Diageo didn’t necessarily “discover” the small batch of whiskey at Stitzel-Weller that became Old Blowhard, Barterhouse, and Rhetoric. At any one time, Diageo has around 13 million barrels of aging whiskey in storage. It is has enough experience managing inventory that it doesn’t exactly “forget” what it owns, but sometimes, the whiskey aging in rick houses it acquires doesn’t immediately fit into its products. In the case of the whiskey being used in Orphan Barrel’s first varietals, for instance, some of the Bernheim distillery’s barrels of aging whiskey remained at Diageo’s Stitzel-Weller rick house even after Diageo sold the Bernheim distillery (and the rights to its name) in 1999. It was not enough liquid to turn into a new brand by itself, and it didn’t work in the recipes for Diageo’s other whiskies. So it sat–until Diageo figured out that it had whiskeys with similar stories sitting in its rick houses all over the world that it could introduce as a series under one, continuous brand.


The idea sprung from two big shifts. The first was that Diageo, and everybody else, had become interested in new whiskeys. The category had been catching up with vodka as an industry growth powerhouse, and by the end of last year, bourbon and Tennessee whiskey was the fastest growing product category by volume in the U.S. alcohol business. “I used to laugh that my aunt Edna was the only person I knew who ever drank a Manhattan,” Rust says, “until all of a sudden, Manhattans became the second most popular drink besides a martini on a martini list. You saw it in craft cocktails. You saw it in these little farm-to-table restaurants. Everybody wanted the story, everybody wanted brown [liquor], everybody wanted to understand whiskeys.”

At the same time, Diageo was rearranging the way it did business in general. In March 2013, it announced that it would reorganize the company in order to merge supply operations, which had previously been run as a global unit, with regional business operations in 21 markets. In addition to saving the company around $100 million, it meant that the North American supply people were now talking with the North American sales people. The sales team knew that they needed a whiskey with a story. The supply team, meanwhile, knew where to find whiskey that already had one.

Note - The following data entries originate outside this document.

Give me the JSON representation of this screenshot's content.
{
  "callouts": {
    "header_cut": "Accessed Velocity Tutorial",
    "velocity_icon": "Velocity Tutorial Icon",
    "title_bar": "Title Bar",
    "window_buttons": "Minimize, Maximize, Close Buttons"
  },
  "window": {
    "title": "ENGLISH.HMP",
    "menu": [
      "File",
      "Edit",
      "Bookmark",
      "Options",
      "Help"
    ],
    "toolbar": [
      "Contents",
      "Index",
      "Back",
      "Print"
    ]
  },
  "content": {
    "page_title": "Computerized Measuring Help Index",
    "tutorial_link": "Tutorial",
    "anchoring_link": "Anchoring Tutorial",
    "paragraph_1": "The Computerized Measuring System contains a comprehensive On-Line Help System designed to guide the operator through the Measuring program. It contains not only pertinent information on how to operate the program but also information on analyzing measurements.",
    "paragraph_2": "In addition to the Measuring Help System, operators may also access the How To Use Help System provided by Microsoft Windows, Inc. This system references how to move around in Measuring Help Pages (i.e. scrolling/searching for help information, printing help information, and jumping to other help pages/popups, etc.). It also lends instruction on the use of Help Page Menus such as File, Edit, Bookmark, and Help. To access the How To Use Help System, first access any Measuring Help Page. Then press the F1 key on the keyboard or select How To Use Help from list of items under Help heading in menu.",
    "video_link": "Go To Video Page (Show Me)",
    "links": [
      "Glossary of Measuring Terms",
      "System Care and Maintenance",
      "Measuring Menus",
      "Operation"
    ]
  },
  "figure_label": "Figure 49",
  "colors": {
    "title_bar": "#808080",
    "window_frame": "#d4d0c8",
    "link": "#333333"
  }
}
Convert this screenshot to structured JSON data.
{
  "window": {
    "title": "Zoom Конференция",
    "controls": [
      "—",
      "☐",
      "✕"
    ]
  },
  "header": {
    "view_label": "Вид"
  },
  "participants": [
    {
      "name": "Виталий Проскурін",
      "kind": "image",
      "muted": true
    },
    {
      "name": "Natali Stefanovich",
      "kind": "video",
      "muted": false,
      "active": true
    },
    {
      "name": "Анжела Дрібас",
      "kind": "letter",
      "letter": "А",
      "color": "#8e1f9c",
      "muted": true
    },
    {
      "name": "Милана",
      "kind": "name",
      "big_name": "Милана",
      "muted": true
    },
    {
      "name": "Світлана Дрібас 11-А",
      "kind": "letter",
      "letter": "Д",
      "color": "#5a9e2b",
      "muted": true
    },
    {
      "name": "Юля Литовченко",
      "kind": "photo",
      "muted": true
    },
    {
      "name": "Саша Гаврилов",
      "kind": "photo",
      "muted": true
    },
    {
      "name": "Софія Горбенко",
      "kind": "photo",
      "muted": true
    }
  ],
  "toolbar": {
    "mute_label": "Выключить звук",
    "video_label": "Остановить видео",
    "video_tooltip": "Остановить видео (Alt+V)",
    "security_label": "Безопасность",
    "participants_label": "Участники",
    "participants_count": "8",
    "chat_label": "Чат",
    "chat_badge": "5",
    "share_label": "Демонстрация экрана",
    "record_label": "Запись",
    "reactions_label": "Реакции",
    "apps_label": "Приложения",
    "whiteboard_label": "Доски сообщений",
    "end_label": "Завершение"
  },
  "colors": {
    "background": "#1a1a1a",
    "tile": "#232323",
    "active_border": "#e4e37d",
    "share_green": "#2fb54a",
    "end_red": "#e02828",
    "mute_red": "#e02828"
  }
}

Diageo built a hand-bottling line in Tennessee to accommodate the delicacy of the old liquid it had pulled from Stitzel-Weller, and it had its first Orphan Barrel product on store shelves within a couple of months after committing to the project. With Barterhouse, Old Blowhard, and Rhetoric, questions like “what distillery made this?” “How did it get to the warehouse?” “Where was it stored in the warehouse?” “How does this taste when it’s just a little bit older?” have answers that some of Diageo’s larger scale whiskeys don’t. Diageo’s sales team took the whiskeys on tour, along with some samples that had been, for instance, aged too long, and was able to use them to point out the difference that age and barrel selection can have on taste. “It gives them other things to talk to their customers about,” Rust says. “It makes my front-end sales team and distributors more relevant to accounts.”

Reviews from whiskey buffs, while not negative, have not described the instant magic Rust experienced in Orphan Barrel’s creation story. They say things like, in spirits journalist Geoff Kleinman’s words, “Bourbon fans who enjoy big oak will probably get what they are looking for out of Barterhouse, but it falls short of a WOW experience,” and “Orphan Barrel has done a good job of creating a bottle of whiskey that’ll look a lot better on your shelf than it tastes in the glass.”

But Diageo sold its entire supply of Old Blowhard to distributors within 60 days (Barterhouse will be released again next year), and regardless of quality, Bernheim’s 20-year-old and 26-year-old bourbons are undeniably interesting. “Whiskey is the great communicator right now,” Rust says. And Diageo, with the liquid that it’s pulled from its vast storage, has unearthed a truly distinctive tale for it to tell.

About the author

Sarah Kessler is a senior writer at Fast Company, where she writes about the on-demand/gig/sharing "economies" and the future of work.